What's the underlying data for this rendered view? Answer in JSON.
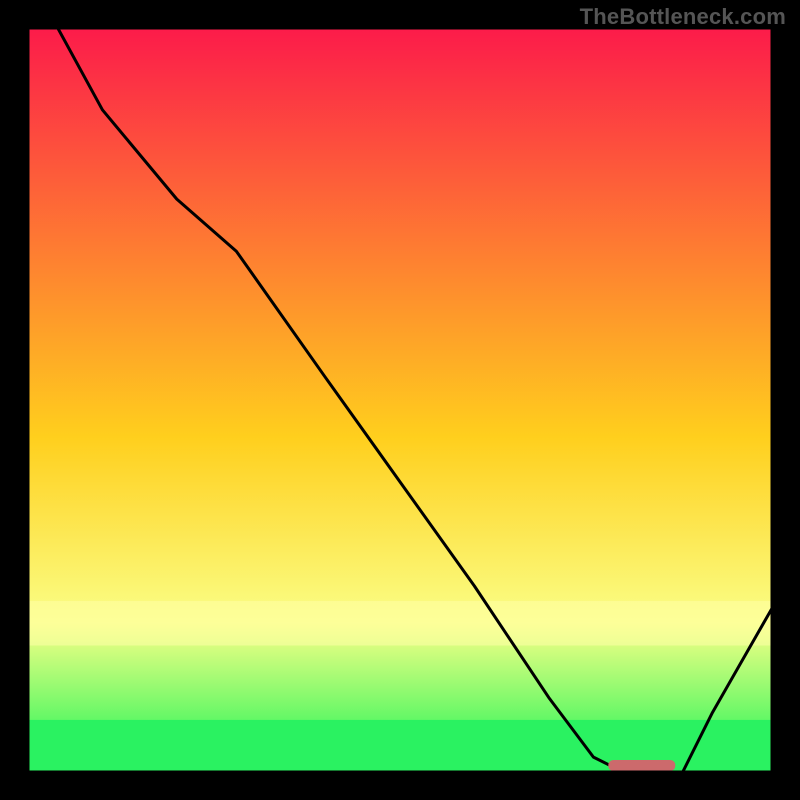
{
  "watermark": "TheBottleneck.com",
  "chart_data": {
    "type": "line",
    "title": "",
    "xlabel": "",
    "ylabel": "",
    "xlim": [
      0,
      100
    ],
    "ylim": [
      0,
      100
    ],
    "background_gradient": [
      "#FC1B4A",
      "#FFCF1D",
      "#FAFF87",
      "#12F454"
    ],
    "background_soft_bands": [
      {
        "from_y": 77,
        "to_y": 83,
        "color": "#FFFFA7"
      },
      {
        "from_y": 93,
        "to_y": 100,
        "color": "#2AF261"
      }
    ],
    "series": [
      {
        "name": "bottleneck-curve",
        "x": [
          4,
          10,
          20,
          28,
          40,
          50,
          60,
          70,
          76,
          80,
          84,
          88,
          92,
          100
        ],
        "y": [
          100,
          89,
          77,
          70,
          53,
          39,
          25,
          10,
          2,
          0,
          0,
          0,
          8,
          22
        ],
        "stroke": "#000000",
        "stroke_width": 3
      }
    ],
    "marker": {
      "name": "optimal-range",
      "x_from": 78,
      "x_to": 87,
      "y": 0,
      "color": "#CC6A6C",
      "cap_radius": 5,
      "height": 11
    },
    "border": {
      "inset": 28,
      "stroke": "#000000",
      "stroke_width": 3
    }
  }
}
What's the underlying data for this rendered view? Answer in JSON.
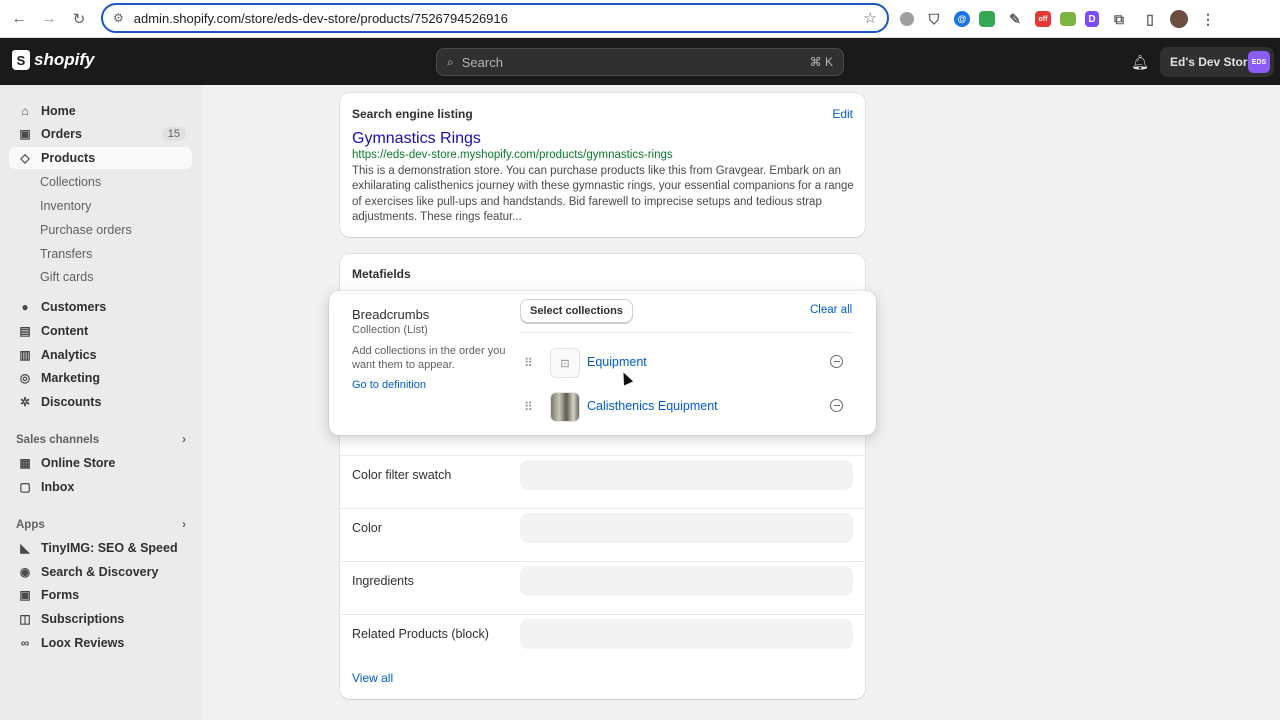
{
  "browser": {
    "url": "admin.shopify.com/store/eds-dev-store/products/7526794526916",
    "back_icon": "arrow-left-icon",
    "forward_icon": "arrow-right-icon",
    "reload_icon": "reload-icon",
    "bookmark_icon": "star-icon"
  },
  "topbar": {
    "logo_text": "shopify",
    "search_placeholder": "Search",
    "search_shortcut": "⌘ K",
    "store_name": "Ed's Dev Store",
    "store_avatar": "EDS"
  },
  "sidebar": {
    "items": [
      {
        "label": "Home",
        "icon": "home-icon"
      },
      {
        "label": "Orders",
        "icon": "orders-icon",
        "badge": "15"
      },
      {
        "label": "Products",
        "icon": "tag-icon"
      }
    ],
    "product_subitems": [
      "Collections",
      "Inventory",
      "Purchase orders",
      "Transfers",
      "Gift cards"
    ],
    "items2": [
      {
        "label": "Customers",
        "icon": "person-icon"
      },
      {
        "label": "Content",
        "icon": "content-icon"
      },
      {
        "label": "Analytics",
        "icon": "analytics-icon"
      },
      {
        "label": "Marketing",
        "icon": "marketing-icon"
      },
      {
        "label": "Discounts",
        "icon": "discount-icon"
      }
    ],
    "sales_channels_label": "Sales channels",
    "sales_channels": [
      {
        "label": "Online Store",
        "icon": "store-icon"
      },
      {
        "label": "Inbox",
        "icon": "inbox-icon"
      }
    ],
    "apps_label": "Apps",
    "apps": [
      {
        "label": "TinyIMG: SEO & Speed",
        "icon": "tinyimg-icon"
      },
      {
        "label": "Search & Discovery",
        "icon": "search-discovery-icon"
      },
      {
        "label": "Forms",
        "icon": "forms-icon"
      },
      {
        "label": "Subscriptions",
        "icon": "subscriptions-icon"
      },
      {
        "label": "Loox Reviews",
        "icon": "loox-icon"
      }
    ]
  },
  "seo": {
    "heading": "Search engine listing",
    "edit_label": "Edit",
    "page_title": "Gymnastics Rings",
    "url": "https://eds-dev-store.myshopify.com/products/gymnastics-rings",
    "description": "This is a demonstration store. You can purchase products like this from Gravgear. Embark on an exhilarating calisthenics journey with these gymnastic rings, your essential companions for a range of exercises like pull-ups and handstands. Bid farewell to imprecise setups and tedious strap adjustments. These rings featur..."
  },
  "metafields": {
    "heading": "Metafields",
    "rows": [
      {
        "label": "Color filter swatch"
      },
      {
        "label": "Color"
      },
      {
        "label": "Ingredients"
      },
      {
        "label": "Related Products (block)"
      }
    ],
    "view_all": "View all"
  },
  "breadcrumbs_editor": {
    "name": "Breadcrumbs",
    "type": "Collection (List)",
    "help": "Add collections in the order you want them to appear.",
    "definition_link": "Go to definition",
    "select_button": "Select collections",
    "clear_all": "Clear all",
    "collections": [
      {
        "name": "Equipment",
        "thumb": "image-placeholder-icon"
      },
      {
        "name": "Calisthenics Equipment",
        "thumb": "photo"
      }
    ]
  },
  "colors": {
    "link": "#005bd3",
    "topbar": "#1a1a1a",
    "seo_title": "#1a0dab",
    "seo_url": "#0b7a2b"
  }
}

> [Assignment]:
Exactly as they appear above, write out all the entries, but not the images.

> [Solved exercise]:
What's the underlying data for this rendered view? Answer in JSON.
{
  "watermark": "TheBottleneck.com",
  "chart_data": {
    "type": "line",
    "title": "",
    "xlabel": "",
    "ylabel": "",
    "xlim": [
      0,
      100
    ],
    "ylim": [
      0,
      100
    ],
    "background_gradient": [
      "#FC1B4A",
      "#FFCF1D",
      "#FAFF87",
      "#12F454"
    ],
    "background_soft_bands": [
      {
        "from_y": 77,
        "to_y": 83,
        "color": "#FFFFA7"
      },
      {
        "from_y": 93,
        "to_y": 100,
        "color": "#2AF261"
      }
    ],
    "series": [
      {
        "name": "bottleneck-curve",
        "x": [
          4,
          10,
          20,
          28,
          40,
          50,
          60,
          70,
          76,
          80,
          84,
          88,
          92,
          100
        ],
        "y": [
          100,
          89,
          77,
          70,
          53,
          39,
          25,
          10,
          2,
          0,
          0,
          0,
          8,
          22
        ],
        "stroke": "#000000",
        "stroke_width": 3
      }
    ],
    "marker": {
      "name": "optimal-range",
      "x_from": 78,
      "x_to": 87,
      "y": 0,
      "color": "#CC6A6C",
      "cap_radius": 5,
      "height": 11
    },
    "border": {
      "inset": 28,
      "stroke": "#000000",
      "stroke_width": 3
    }
  }
}
What's the underlying data for this rendered view? Answer in JSON.
{
  "browser": {
    "url": "admin.shopify.com/store/eds-dev-store/products/7526794526916",
    "back_icon": "arrow-left-icon",
    "forward_icon": "arrow-right-icon",
    "reload_icon": "reload-icon",
    "bookmark_icon": "star-icon"
  },
  "topbar": {
    "logo_text": "shopify",
    "search_placeholder": "Search",
    "search_shortcut": "⌘ K",
    "store_name": "Ed's Dev Store",
    "store_avatar": "EDS"
  },
  "sidebar": {
    "items": [
      {
        "label": "Home",
        "icon": "home-icon"
      },
      {
        "label": "Orders",
        "icon": "orders-icon",
        "badge": "15"
      },
      {
        "label": "Products",
        "icon": "tag-icon"
      }
    ],
    "product_subitems": [
      "Collections",
      "Inventory",
      "Purchase orders",
      "Transfers",
      "Gift cards"
    ],
    "items2": [
      {
        "label": "Customers",
        "icon": "person-icon"
      },
      {
        "label": "Content",
        "icon": "content-icon"
      },
      {
        "label": "Analytics",
        "icon": "analytics-icon"
      },
      {
        "label": "Marketing",
        "icon": "marketing-icon"
      },
      {
        "label": "Discounts",
        "icon": "discount-icon"
      }
    ],
    "sales_channels_label": "Sales channels",
    "sales_channels": [
      {
        "label": "Online Store",
        "icon": "store-icon"
      },
      {
        "label": "Inbox",
        "icon": "inbox-icon"
      }
    ],
    "apps_label": "Apps",
    "apps": [
      {
        "label": "TinyIMG: SEO & Speed",
        "icon": "tinyimg-icon"
      },
      {
        "label": "Search & Discovery",
        "icon": "search-discovery-icon"
      },
      {
        "label": "Forms",
        "icon": "forms-icon"
      },
      {
        "label": "Subscriptions",
        "icon": "subscriptions-icon"
      },
      {
        "label": "Loox Reviews",
        "icon": "loox-icon"
      }
    ]
  },
  "seo": {
    "heading": "Search engine listing",
    "edit_label": "Edit",
    "page_title": "Gymnastics Rings",
    "url": "https://eds-dev-store.myshopify.com/products/gymnastics-rings",
    "description": "This is a demonstration store. You can purchase products like this from Gravgear. Embark on an exhilarating calisthenics journey with these gymnastic rings, your essential companions for a range of exercises like pull-ups and handstands. Bid farewell to imprecise setups and tedious strap adjustments. These rings featur..."
  },
  "metafields": {
    "heading": "Metafields",
    "rows": [
      {
        "label": "Color filter swatch"
      },
      {
        "label": "Color"
      },
      {
        "label": "Ingredients"
      },
      {
        "label": "Related Products (block)"
      }
    ],
    "view_all": "View all"
  },
  "breadcrumbs_editor": {
    "name": "Breadcrumbs",
    "type": "Collection (List)",
    "help": "Add collections in the order you want them to appear.",
    "definition_link": "Go to definition",
    "select_button": "Select collections",
    "clear_all": "Clear all",
    "collections": [
      {
        "name": "Equipment",
        "thumb": "image-placeholder-icon"
      },
      {
        "name": "Calisthenics Equipment",
        "thumb": "photo"
      }
    ]
  },
  "colors": {
    "link": "#005bd3",
    "topbar": "#1a1a1a",
    "seo_title": "#1a0dab",
    "seo_url": "#0b7a2b"
  }
}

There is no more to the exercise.